Burgess isn’t alone in her reluctance toward taking sick leave to deal with a miscarriage, or of disclosing the situation for fear of being judged and held back professionally. “My intuition was to hide my experience. ‘I worked straight through it. I was protecting my image,” said Brittany England, president and co-founder of Colorado-based marketing agency Kinship Creative, who recently suffered a miscarriage.
Inspired by her situation and New Zealand’s recent move, England introduced miscarriage leave this year, proclaiming in this blog post that people affected shouldn’t have to “burn through” their sick leave or PTO to recover.
“If I struggled to share my experience, how could we expect our employees to do so? We need to ask why there is still so much stigma for people going through this, or fear around this experience for women, especially in the workplace,” said England.
“By sharing a miscarriage experience, an employer might assume a woman will be seeking maternity leave in the near future,” she added, “and while law protects women against pregnancy discrimination, it’s difficult to shed decades of social stigma and fear around what it means to be pregnant and still achieve career success.”
Kinship Creative’s policy provides paid miscarriage leave to both partners, in recognition of the psychological toll on both parents.
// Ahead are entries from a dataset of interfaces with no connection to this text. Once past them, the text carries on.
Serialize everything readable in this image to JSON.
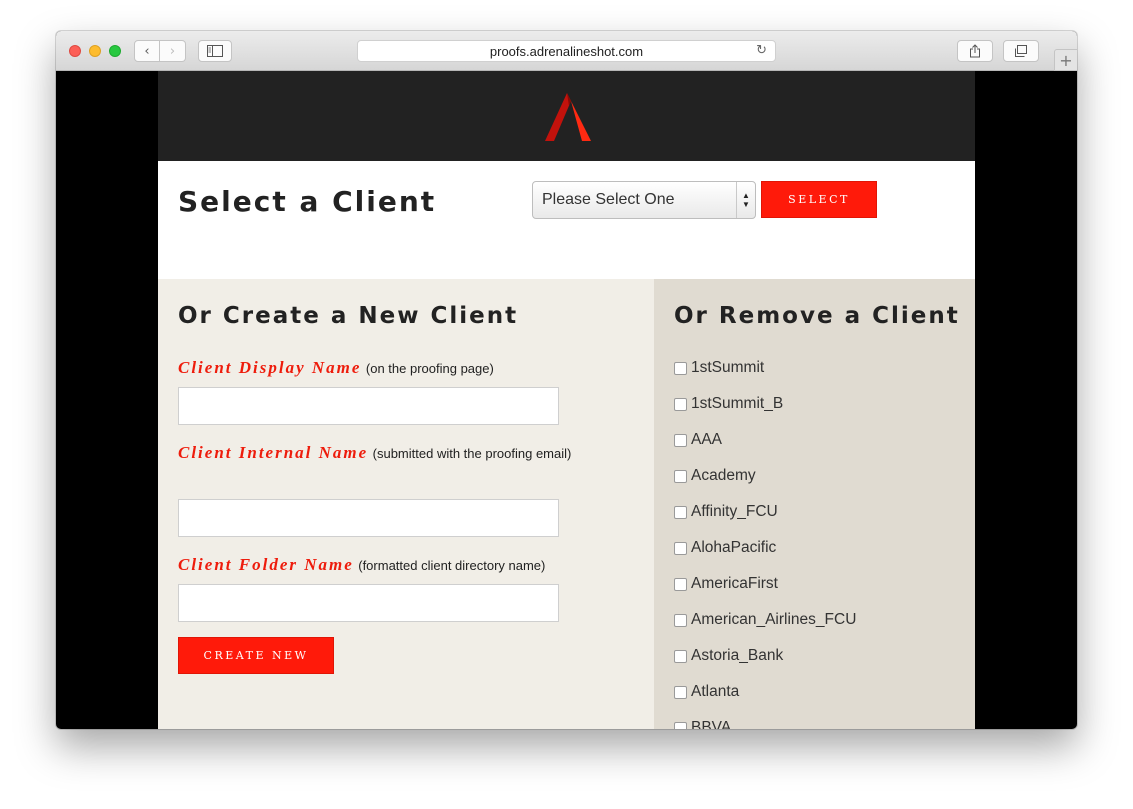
{
  "browser": {
    "url": "proofs.adrenalineshot.com",
    "back_icon": "‹",
    "forward_icon": "›",
    "reload_icon": "↻",
    "newtab_icon": "+"
  },
  "colors": {
    "accent": "#ff1a0a",
    "header_bg": "#222222",
    "create_bg": "#f1eee7",
    "remove_bg": "#e0dbd1"
  },
  "select_section": {
    "title": "Select a Client",
    "dropdown_value": "Please Select One",
    "select_button": "SELECT"
  },
  "create_section": {
    "title": "Or Create a New Client",
    "fields": [
      {
        "label": "Client Display Name",
        "hint": "(on the proofing page)"
      },
      {
        "label": "Client Internal Name",
        "hint": "(submitted with the proofing email)"
      },
      {
        "label": "Client Folder Name",
        "hint": "(formatted client directory name)"
      }
    ],
    "create_button": "CREATE NEW"
  },
  "remove_section": {
    "title": "Or Remove a Client",
    "clients": [
      "1stSummit",
      "1stSummit_B",
      "AAA",
      "Academy",
      "Affinity_FCU",
      "AlohaPacific",
      "AmericaFirst",
      "American_Airlines_FCU",
      "Astoria_Bank",
      "Atlanta",
      "BBVA"
    ]
  }
}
The aim is to normalise the experience for employers and managers. “The onus is then on company leaders to ensure employees feel safe utilizing miscarriage leave without consequence,” added England.
That’s the kind of culture Dan Cullen-Shute, CEO and co-founder of London-based independent agency Creature, hopes he has created. Four years ago he introduced paid miscarriage leave after he and his wife personally experienced it multiple times.
“We’ve never tried to shift perceptions that someone who’s miscarried is likely to try to get pregnant again: that’s something we’d support entirely, for the same reasons we offer enhanced maternity/paternity support,” said Cullen-Shute.
“We wanted to make sure miscarriage wasn’t something people felt they had to talk about in hushed tones, lest they be judged. We believe they’ll be better at their jobs if they feel supported. Sometimes that means having to manage without them for a year while they’re busy doing something amazing, and we’re ok with that.”
Deirdre Golden, diversity and inclusion consultant at Frost Included, links the continued prevalence of pregnancy discrimination – including a case involving the Liz Earle beauty brand – with women not wanting to be open at work about miscarriage.
Between 2017 and 2018, the number of pregnancy-related U.K. Employment Tribunal claims reached 1,357 – an increase of 56% from the year prior. “This raises questions over whether employers are keeping up with a change in culture around maternity rights. In some companies this culture would inevitably have a negative impact on women’s career and development opportunities,” said Golden.
Acknowledging that the path to parenthood is complex, “sometimes heart-breaking”, and doesn’t extinguish ambition will be a major step forward for any business, according to Katie Ingram, trade marketing and insight director at ESI Media, which publishes U.K. newspapers The Independent and The Evening Standard. Ingram, the founder of No Words, a campaign launched to raise awareness of baby loss, has suffered both a miscarriage and a stillbirth.
“I’d like to think that by being open about my experiences, I’ve been able to influence the workplace and how my colleagues approach the subject of baby loss in their personal lives,” she said.
Ultimately, companies committed to inclusivity will be able to shape the narrative that it’s OK to want to be parents, and to be a pregnant woman at work, which should help lift stigma around miscarriage, according to Romanie Thomas, founder and CEO of flexible working website Juggle Jobs.
“That is how we change the culture here; by those in power standing up and advocating for a kinder, more compassionate workplace – one that makes clear that women are extremely welcome and fundamentally valued,” she said.